After mobile shopping took off, e-commerce companies are now targeting virtual reality (VR) as the next venue for a new shopping boom.
But the companies experimenting with this form of shopping had a problem: to purchase a product, customers still have to take off the VR headset and go through the payment process.
What if there was a technology that will allow customers to seamlessly move from browsing to paying without taking off the headset?
Chinese e-commerce giant Alibaba, eager to capture the latest online shopping technology, unveiled on Wednesday a system that can do exactly that – with a nod of the head.
"It is very boring to have to take off your goggles for payment. With this, you will never need to take out your phone," Lin Feng, who is in charge of Ant Financial’s F Lab that developed the payment system told Reuters.
This VR payment technology comes after another attempt in 2015 by Alibaba to conduct mobile payment through facial recognition technology, Reuter reports, advertised as "pay with a selfie." Many other brands and e-commerce firms are also experimenting with various ways of presenting items through VR, with varying strategies for different types of goods.
Jeff Booth, cofounder of BuildDirect, an online home improvement company wrote in Time.com that VR complements online shopping by giving it what it lacks relative to traditional shopping.
"Ultimately, these technologies come together to solve a fundamental challenge in e-commerce: integrating feeling – both physical and emotional – into the buying experience. In retail terms, it’s a case of back to the future, with next generation online sellers finding ways to restore old-school touch-and-try charm," Booth wrote.
Alibaba's payment system will allow users to verify their identity through account logins on connected devices or voice-recognition technology. There will be passwords required for authentication as well, and customers can input the characters either by head movements, touch or by "staring at a point on virtual display for longer than 15 seconds," Feng told Reuters.
The system is expected to be ready for commercial launch at the end of this year.
Another global e-commerce company, EBay, launched a virtual reality department store this May in Australia, in collaboration with retailer Myer.
"Does virtual reality mean you will shop for longer – will customers browse for longer?" Steve Brennen, senior director of marketing and retail innovation at eBay told Mashable Australia. "Is this the next future of the retail experience? We're kind of believing now that it could be."
The fashion industry is especially geared up to adopt this new technology, allowing consumers to shop from home or even try on the goods. Some fashion brands such as Tommy Hilfiger and Dior allow customers to experience runway shows through VR headsets at their stores.
The principle extends to other goods as well.

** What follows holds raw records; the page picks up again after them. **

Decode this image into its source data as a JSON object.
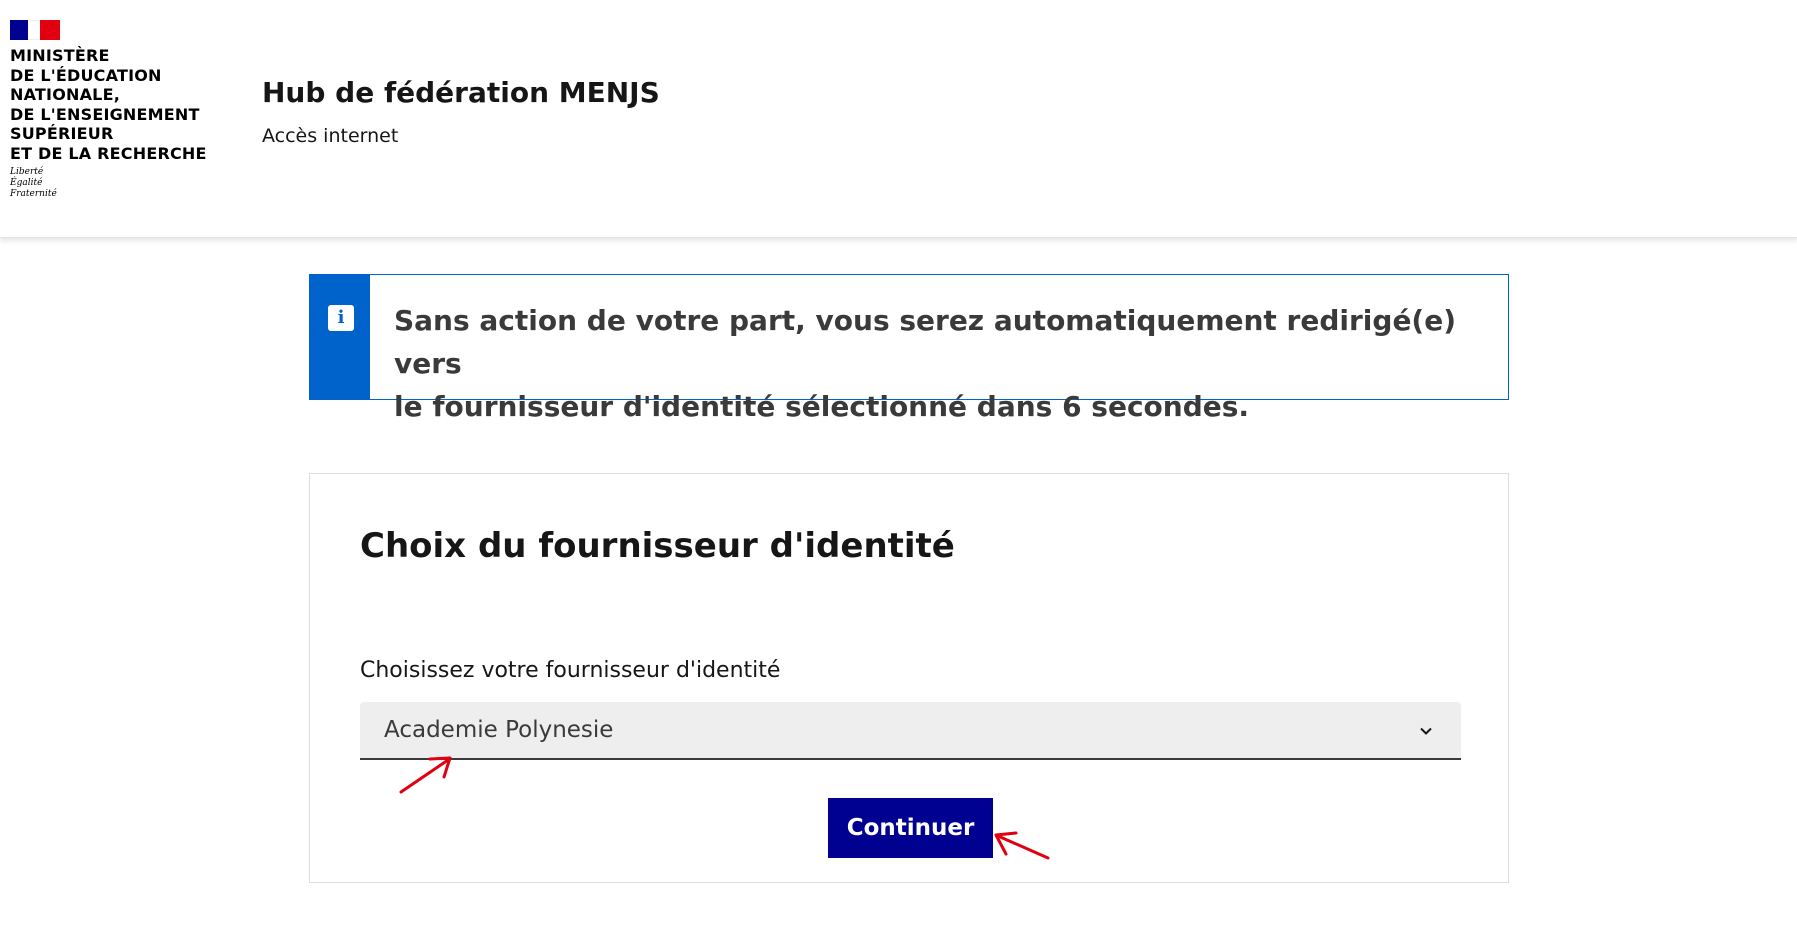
{
  "header": {
    "ministry_lines": [
      "Ministère",
      "de l'Éducation",
      "nationale,",
      "de l'Enseignement",
      "supérieur",
      "et de la Recherche"
    ],
    "motto": [
      "Liberté",
      "Égalité",
      "Fraternité"
    ],
    "service_title": "Hub de fédération MENJS",
    "service_tagline": "Accès internet"
  },
  "notice": {
    "icon": "info-icon",
    "line1": "Sans action de votre part, vous serez automatiquement redirigé(e) vers",
    "line2": "le fournisseur d'identité sélectionné dans 6 secondes."
  },
  "form": {
    "title": "Choix du fournisseur d'identité",
    "select_label": "Choisissez votre fournisseur d'identité",
    "select_value": "Academie Polynesie",
    "submit_label": "Continuer"
  },
  "colors": {
    "brand_blue": "#000091",
    "info_blue": "#0063cb",
    "annotation_red": "#e1000f"
  }
}
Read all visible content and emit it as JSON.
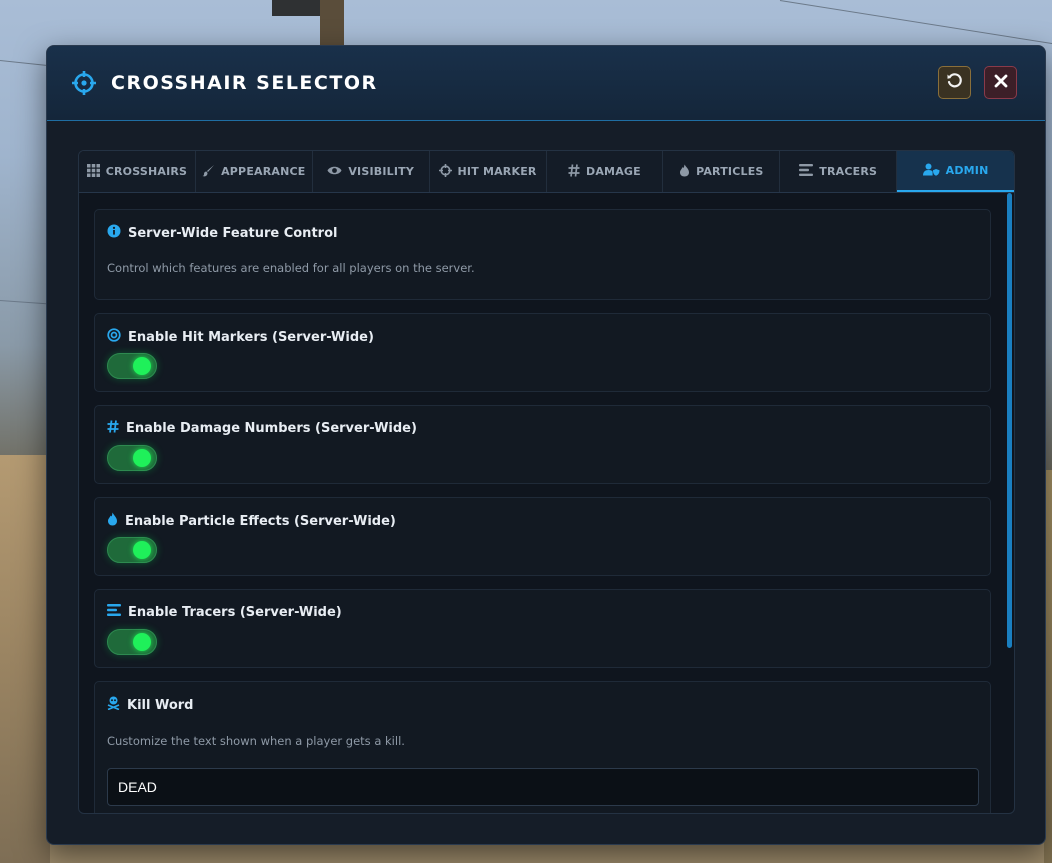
{
  "window": {
    "title": "CROSSHAIR SELECTOR"
  },
  "tabs": [
    {
      "label": "CROSSHAIRS",
      "icon": "grid-icon",
      "active": false
    },
    {
      "label": "APPEARANCE",
      "icon": "brush-icon",
      "active": false
    },
    {
      "label": "VISIBILITY",
      "icon": "eye-icon",
      "active": false
    },
    {
      "label": "HIT MARKER",
      "icon": "crosshair-icon",
      "active": false
    },
    {
      "label": "DAMAGE",
      "icon": "hash-icon",
      "active": false
    },
    {
      "label": "PARTICLES",
      "icon": "flame-icon",
      "active": false
    },
    {
      "label": "TRACERS",
      "icon": "lines-icon",
      "active": false
    },
    {
      "label": "ADMIN",
      "icon": "user-shield-icon",
      "active": true
    }
  ],
  "admin": {
    "info": {
      "title": "Server-Wide Feature Control",
      "description": "Control which features are enabled for all players on the server."
    },
    "hit_markers": {
      "label": "Enable Hit Markers (Server-Wide)",
      "enabled": true
    },
    "damage_numbers": {
      "label": "Enable Damage Numbers (Server-Wide)",
      "enabled": true
    },
    "particle_effects": {
      "label": "Enable Particle Effects (Server-Wide)",
      "enabled": true
    },
    "tracers": {
      "label": "Enable Tracers (Server-Wide)",
      "enabled": true
    },
    "kill_word": {
      "title": "Kill Word",
      "description": "Customize the text shown when a player gets a kill.",
      "value": "DEAD"
    }
  },
  "colors": {
    "accent": "#29a8ee",
    "toggle_on": "#1ff05a",
    "panel_bg": "#151d28"
  }
}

For example, startup Cimagine developed an augmented reality tool that allows furniture shoppers to get a visualization of how their furniture purchases will look in their actual living space.
Similarly, home improvement stores in the US are starting to use the technology to help consumers visualize how a newly remodeled kitchen would look prior to installation, as The Christian Science Monitor reported.
Recently Microsoft partnered with Lowe’s to launch their HoloLens headset. The headset, which utilizes augmented reality to overlay virtual objects on a physical space, is rolling out now in Lowe’s stores as part of a design showroom to help customers envision the outcome of a potential home renovation.
Avenue Planet, a Miami-based company, created an app that allows users to virtually walk into 12 different famous shopping centers in the world and browse for items, as reported by CBS. The company also launched a payment system called APay where users can pay without leaving the VR world. The company plans to launch the app in December.